CHICOPEE, Mass. (WWLP) – It may have looked like bridge construction, but what the Massachusetts Department of Transportation was actually doing beneath the Mass Pike in Chicopee Friday was assisting the Massachusetts Division of Fisheries and Wildlife.
They were removing Peregrine Falcon chicks from their nest underneath the Mass Turnpike bridge so they could be banded. It was a delicate operation as the baby birds’ parents circled above.
A total of four chicks were taken from the nest. The Peregrine Falcon chicks have been measured and fitted with leg bands.
“Well, banding is done because we really need to identify the individual birds so we can follow them through life how far they go from birth to breeding, how long they live, what kind of problems they encounter,” said Tom French, Assistant Director of the Massachusetts Division of Fisheries and Wildlife.
French says that Peregrine Falcons completely disappeared from the state in the 1950s, and they’ve been working to restore their population since the 1980s.
“It was listed as endangered here in Massachusetts, and we’ve taken it down to threatened, and it’s really getting close to coming down even further,” French said.
Peregrine Falcons are also helpful in controlling the pigeon population. “The pigeons do tremendous damage to our bridges. They roost up under the bridges and their waste just eats away at the steel, so we put the boxes up to help Mass Fish and Wildlife, and they in turn really help with our maintenance on our bridges.” said Patrick Paul, the District Highway Director for District 2 of the MassDOT.
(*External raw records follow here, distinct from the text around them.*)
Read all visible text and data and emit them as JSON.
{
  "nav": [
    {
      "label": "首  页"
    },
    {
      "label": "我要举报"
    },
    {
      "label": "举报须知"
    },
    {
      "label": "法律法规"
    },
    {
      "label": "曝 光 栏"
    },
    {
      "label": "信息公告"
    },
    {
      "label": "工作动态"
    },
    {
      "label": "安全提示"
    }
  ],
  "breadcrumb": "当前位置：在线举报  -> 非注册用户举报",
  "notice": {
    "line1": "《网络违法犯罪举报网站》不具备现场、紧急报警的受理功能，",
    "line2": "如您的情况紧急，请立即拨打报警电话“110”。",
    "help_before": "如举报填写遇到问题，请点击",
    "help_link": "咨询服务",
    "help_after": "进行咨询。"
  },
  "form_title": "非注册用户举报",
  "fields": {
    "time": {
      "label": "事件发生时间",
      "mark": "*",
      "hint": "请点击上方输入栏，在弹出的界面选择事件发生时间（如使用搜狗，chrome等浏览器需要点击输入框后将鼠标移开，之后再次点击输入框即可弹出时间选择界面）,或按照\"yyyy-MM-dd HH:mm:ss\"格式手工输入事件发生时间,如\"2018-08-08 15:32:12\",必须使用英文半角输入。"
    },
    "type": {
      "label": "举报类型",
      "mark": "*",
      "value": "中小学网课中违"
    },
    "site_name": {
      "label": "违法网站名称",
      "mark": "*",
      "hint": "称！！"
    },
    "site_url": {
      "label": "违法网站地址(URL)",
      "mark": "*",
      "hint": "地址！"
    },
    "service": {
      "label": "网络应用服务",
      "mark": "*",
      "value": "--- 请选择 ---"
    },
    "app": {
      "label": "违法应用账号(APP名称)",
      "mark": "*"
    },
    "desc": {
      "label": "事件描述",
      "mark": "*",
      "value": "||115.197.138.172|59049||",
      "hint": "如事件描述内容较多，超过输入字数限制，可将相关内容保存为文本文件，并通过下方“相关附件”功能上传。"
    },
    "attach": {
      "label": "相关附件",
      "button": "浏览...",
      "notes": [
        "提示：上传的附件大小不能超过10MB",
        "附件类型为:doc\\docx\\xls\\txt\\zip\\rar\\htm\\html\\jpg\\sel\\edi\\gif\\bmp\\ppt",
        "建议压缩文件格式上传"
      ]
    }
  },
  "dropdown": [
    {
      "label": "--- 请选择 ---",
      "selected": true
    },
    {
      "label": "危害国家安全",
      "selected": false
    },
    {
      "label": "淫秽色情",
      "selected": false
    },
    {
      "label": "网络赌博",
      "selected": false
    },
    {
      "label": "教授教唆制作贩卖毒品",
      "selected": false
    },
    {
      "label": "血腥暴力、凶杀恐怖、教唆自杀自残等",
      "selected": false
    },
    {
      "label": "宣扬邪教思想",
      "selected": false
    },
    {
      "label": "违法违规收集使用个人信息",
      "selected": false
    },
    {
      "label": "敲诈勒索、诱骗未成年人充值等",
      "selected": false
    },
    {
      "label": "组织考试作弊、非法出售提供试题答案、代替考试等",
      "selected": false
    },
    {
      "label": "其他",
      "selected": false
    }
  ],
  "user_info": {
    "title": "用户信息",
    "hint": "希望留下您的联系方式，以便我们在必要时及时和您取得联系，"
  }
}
Once the banding was finished, the chicks were carefully brought back and once she decided it was safe, their mother returned back to the nest.